- A library of shared functionality [A]
- Another library [B] which references v1 of A [A1]
My current Visual Studio solution has:
- A dll [L], which (file) references B
- A WindowsService [S], which (project) references L and also has a file reference to an updated, but backwards compatible, version of A, [A2].
When I build the solution in Visual Studio everything works fine. The bin folder for S contains L, B and A2 (which is compatible with B so works great).
However if I build using MSBuild (through TeamBuild), the final build folder ends up with L, B and A1. A1 doesn't have the new features of library A required by S, so S falls over when you try to run it.
I have read a few things suggesting it's to do with the build ordering of the .sln being ignored by MSBuild.
I have spotted that the bin directory for L contains B and A1, as I'd expect, because nothing in there has any reference to A2. So presumably when MSBuild has built L (locally pulling in B and A1) and S (pulling in L and A2) it then has to merge all the binaries into the final output for the build. What I don't understand is what makes it choose A1 (from the L bin) over A2 (from the S bin)?

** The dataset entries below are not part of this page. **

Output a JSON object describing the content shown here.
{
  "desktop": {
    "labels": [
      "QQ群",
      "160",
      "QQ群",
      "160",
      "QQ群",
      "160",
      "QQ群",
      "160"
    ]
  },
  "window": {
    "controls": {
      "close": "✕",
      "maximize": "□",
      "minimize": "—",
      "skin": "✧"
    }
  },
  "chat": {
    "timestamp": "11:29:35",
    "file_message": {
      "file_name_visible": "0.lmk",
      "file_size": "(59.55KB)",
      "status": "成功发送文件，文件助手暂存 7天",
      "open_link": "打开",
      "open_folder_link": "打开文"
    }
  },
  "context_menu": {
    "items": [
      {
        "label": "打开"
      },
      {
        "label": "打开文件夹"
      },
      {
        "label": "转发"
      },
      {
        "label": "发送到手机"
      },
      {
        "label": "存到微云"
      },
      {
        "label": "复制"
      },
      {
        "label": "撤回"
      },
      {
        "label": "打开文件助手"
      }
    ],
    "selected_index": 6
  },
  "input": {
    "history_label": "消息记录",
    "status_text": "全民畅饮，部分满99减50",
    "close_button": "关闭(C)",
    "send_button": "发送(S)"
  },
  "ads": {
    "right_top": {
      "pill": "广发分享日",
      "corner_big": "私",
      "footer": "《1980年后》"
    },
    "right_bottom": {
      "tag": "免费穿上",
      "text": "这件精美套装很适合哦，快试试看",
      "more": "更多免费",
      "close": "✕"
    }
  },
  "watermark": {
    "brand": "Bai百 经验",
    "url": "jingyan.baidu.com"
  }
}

I appreciate there's nothing to say it should be the other way round either, but I just have no idea what the criteria MSBuild uses to make this call.
Can anybody shed any light on this please?